== Problem requirements ==
Please write out all the data exactly as shown.

[Items listed in a dataset]
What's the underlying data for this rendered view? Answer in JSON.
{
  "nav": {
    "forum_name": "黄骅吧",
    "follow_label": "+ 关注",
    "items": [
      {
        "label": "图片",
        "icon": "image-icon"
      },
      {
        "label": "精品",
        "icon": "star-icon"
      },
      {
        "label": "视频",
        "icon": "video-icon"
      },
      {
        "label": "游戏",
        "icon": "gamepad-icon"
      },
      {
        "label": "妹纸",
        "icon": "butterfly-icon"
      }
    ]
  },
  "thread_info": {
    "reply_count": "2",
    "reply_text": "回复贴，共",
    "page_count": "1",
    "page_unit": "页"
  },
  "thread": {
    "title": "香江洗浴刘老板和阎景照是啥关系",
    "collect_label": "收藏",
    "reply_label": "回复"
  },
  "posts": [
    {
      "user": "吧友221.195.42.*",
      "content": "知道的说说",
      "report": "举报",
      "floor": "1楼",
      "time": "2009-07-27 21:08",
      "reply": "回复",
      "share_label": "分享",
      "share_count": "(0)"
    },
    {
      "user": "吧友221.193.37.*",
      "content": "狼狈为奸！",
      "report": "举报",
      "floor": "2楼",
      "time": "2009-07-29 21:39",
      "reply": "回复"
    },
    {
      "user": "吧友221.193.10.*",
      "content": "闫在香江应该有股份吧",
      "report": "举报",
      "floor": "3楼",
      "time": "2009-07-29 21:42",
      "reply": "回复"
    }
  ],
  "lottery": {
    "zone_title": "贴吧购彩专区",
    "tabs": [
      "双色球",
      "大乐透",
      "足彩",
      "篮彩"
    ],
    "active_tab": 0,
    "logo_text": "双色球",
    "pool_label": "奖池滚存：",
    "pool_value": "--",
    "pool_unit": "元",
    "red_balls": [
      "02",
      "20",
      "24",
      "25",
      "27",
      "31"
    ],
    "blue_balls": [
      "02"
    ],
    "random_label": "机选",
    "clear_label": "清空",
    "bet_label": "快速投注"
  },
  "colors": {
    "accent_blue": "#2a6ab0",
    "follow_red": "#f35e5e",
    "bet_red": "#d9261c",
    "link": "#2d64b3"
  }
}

== Output below ==
What's the underlying data for this rendered view? Answer in JSON.
{
  "nav": {
    "forum_name": "黄骅吧",
    "follow_label": "+ 关注",
    "items": [
      {
        "label": "图片",
        "icon": "image-icon"
      },
      {
        "label": "精品",
        "icon": "star-icon"
      },
      {
        "label": "视频",
        "icon": "video-icon"
      },
      {
        "label": "游戏",
        "icon": "gamepad-icon"
      },
      {
        "label": "妹纸",
        "icon": "butterfly-icon"
      }
    ]
  },
  "thread_info": {
    "reply_count": "2",
    "reply_text": "回复贴，共",
    "page_count": "1",
    "page_unit": "页"
  },
  "thread": {
    "title": "香江洗浴刘老板和阎景照是啥关系",
    "collect_label": "收藏",
    "reply_label": "回复"
  },
  "posts": [
    {
      "user": "吧友221.195.42.*",
      "content": "知道的说说",
      "report": "举报",
      "floor": "1楼",
      "time": "2009-07-27 21:08",
      "reply": "回复",
      "share_label": "分享",
      "share_count": "(0)"
    },
    {
      "user": "吧友221.193.37.*",
      "content": "狼狈为奸！",
      "report": "举报",
      "floor": "2楼",
      "time": "2009-07-29 21:39",
      "reply": "回复"
    },
    {
      "user": "吧友221.193.10.*",
      "content": "闫在香江应该有股份吧",
      "report": "举报",
      "floor": "3楼",
      "time": "2009-07-29 21:42",
      "reply": "回复"
    }
  ],
  "lottery": {
    "zone_title": "贴吧购彩专区",
    "tabs": [
      "双色球",
      "大乐透",
      "足彩",
      "篮彩"
    ],
    "active_tab": 0,
    "logo_text": "双色球",
    "pool_label": "奖池滚存：",
    "pool_value": "--",
    "pool_unit": "元",
    "red_balls": [
      "02",
      "20",
      "24",
      "25",
      "27",
      "31"
    ],
    "blue_balls": [
      "02"
    ],
    "random_label": "机选",
    "clear_label": "清空",
    "bet_label": "快速投注"
  },
  "colors": {
    "accent_blue": "#2a6ab0",
    "follow_red": "#f35e5e",
    "bet_red": "#d9261c",
    "link": "#2d64b3"
  }
}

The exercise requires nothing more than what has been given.